> [Your instructions]
Copy out the entries exactly, from the first line to the last.

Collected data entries
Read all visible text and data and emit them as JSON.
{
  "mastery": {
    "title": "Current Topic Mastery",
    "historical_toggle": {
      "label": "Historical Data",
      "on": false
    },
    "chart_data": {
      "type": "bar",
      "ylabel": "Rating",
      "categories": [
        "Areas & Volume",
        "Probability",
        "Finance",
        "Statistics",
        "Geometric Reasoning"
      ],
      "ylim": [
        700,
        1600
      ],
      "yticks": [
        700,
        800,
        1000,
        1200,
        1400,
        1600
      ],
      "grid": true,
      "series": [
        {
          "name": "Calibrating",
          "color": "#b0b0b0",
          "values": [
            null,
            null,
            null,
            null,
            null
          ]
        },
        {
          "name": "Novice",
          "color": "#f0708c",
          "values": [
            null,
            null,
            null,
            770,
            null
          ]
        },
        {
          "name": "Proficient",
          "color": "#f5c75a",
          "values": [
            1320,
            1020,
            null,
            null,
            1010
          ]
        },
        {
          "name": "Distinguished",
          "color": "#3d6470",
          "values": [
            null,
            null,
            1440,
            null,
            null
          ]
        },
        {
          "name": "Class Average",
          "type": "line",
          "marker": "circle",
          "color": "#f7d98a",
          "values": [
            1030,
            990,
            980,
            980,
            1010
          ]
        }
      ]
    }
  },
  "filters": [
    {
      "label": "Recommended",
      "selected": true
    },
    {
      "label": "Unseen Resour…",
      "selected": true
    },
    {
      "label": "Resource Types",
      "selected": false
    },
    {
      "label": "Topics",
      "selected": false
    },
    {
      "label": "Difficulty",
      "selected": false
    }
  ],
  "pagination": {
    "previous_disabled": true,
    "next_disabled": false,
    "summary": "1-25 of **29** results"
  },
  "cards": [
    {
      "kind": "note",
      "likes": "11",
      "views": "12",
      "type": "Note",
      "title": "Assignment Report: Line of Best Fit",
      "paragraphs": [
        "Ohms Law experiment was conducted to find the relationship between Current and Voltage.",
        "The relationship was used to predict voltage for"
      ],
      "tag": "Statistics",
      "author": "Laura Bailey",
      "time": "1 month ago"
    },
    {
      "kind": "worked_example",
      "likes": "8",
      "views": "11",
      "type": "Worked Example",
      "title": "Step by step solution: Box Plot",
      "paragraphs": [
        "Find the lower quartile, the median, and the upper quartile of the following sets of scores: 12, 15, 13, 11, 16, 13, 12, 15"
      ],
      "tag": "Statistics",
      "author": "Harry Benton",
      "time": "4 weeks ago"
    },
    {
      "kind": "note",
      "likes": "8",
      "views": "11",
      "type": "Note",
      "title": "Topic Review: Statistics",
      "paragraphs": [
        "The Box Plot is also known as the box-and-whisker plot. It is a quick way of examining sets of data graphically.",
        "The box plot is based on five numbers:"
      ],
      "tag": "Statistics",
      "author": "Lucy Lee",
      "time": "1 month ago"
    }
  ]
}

> [Result]
Read all visible text and data and emit them as JSON.
{
  "mastery": {
    "title": "Current Topic Mastery",
    "historical_toggle": {
      "label": "Historical Data",
      "on": false
    },
    "chart_data": {
      "type": "bar",
      "ylabel": "Rating",
      "categories": [
        "Areas & Volume",
        "Probability",
        "Finance",
        "Statistics",
        "Geometric Reasoning"
      ],
      "ylim": [
        700,
        1600
      ],
      "yticks": [
        700,
        800,
        1000,
        1200,
        1400,
        1600
      ],
      "grid": true,
      "series": [
        {
          "name": "Calibrating",
          "color": "#b0b0b0",
          "values": [
            null,
            null,
            null,
            null,
            null
          ]
        },
        {
          "name": "Novice",
          "color": "#f0708c",
          "values": [
            null,
            null,
            null,
            770,
            null
          ]
        },
        {
          "name": "Proficient",
          "color": "#f5c75a",
          "values": [
            1320,
            1020,
            null,
            null,
            1010
          ]
        },
        {
          "name": "Distinguished",
          "color": "#3d6470",
          "values": [
            null,
            null,
            1440,
            null,
            null
          ]
        },
        {
          "name": "Class Average",
          "type": "line",
          "marker": "circle",
          "color": "#f7d98a",
          "values": [
            1030,
            990,
            980,
            980,
            1010
          ]
        }
      ]
    }
  },
  "filters": [
    {
      "label": "Recommended",
      "selected": true
    },
    {
      "label": "Unseen Resour…",
      "selected": true
    },
    {
      "label": "Resource Types",
      "selected": false
    },
    {
      "label": "Topics",
      "selected": false
    },
    {
      "label": "Difficulty",
      "selected": false
    }
  ],
  "pagination": {
    "previous_disabled": true,
    "next_disabled": false,
    "summary": "1-25 of **29** results"
  },
  "cards": [
    {
      "kind": "note",
      "likes": "11",
      "views": "12",
      "type": "Note",
      "title": "Assignment Report: Line of Best Fit",
      "paragraphs": [
        "Ohms Law experiment was conducted to find the relationship between Current and Voltage.",
        "The relationship was used to predict voltage for"
      ],
      "tag": "Statistics",
      "author": "Laura Bailey",
      "time": "1 month ago"
    },
    {
      "kind": "worked_example",
      "likes": "8",
      "views": "11",
      "type": "Worked Example",
      "title": "Step by step solution: Box Plot",
      "paragraphs": [
        "Find the lower quartile, the median, and the upper quartile of the following sets of scores: 12, 15, 13, 11, 16, 13, 12, 15"
      ],
      "tag": "Statistics",
      "author": "Harry Benton",
      "time": "4 weeks ago"
    },
    {
      "kind": "note",
      "likes": "8",
      "views": "11",
      "type": "Note",
      "title": "Topic Review: Statistics",
      "paragraphs": [
        "The Box Plot is also known as the box-and-whisker plot. It is a quick way of examining sets of data graphically.",
        "The box plot is based on five numbers:"
      ],
      "tag": "Statistics",
      "author": "Lucy Lee",
      "time": "1 month ago"
    }
  ]
}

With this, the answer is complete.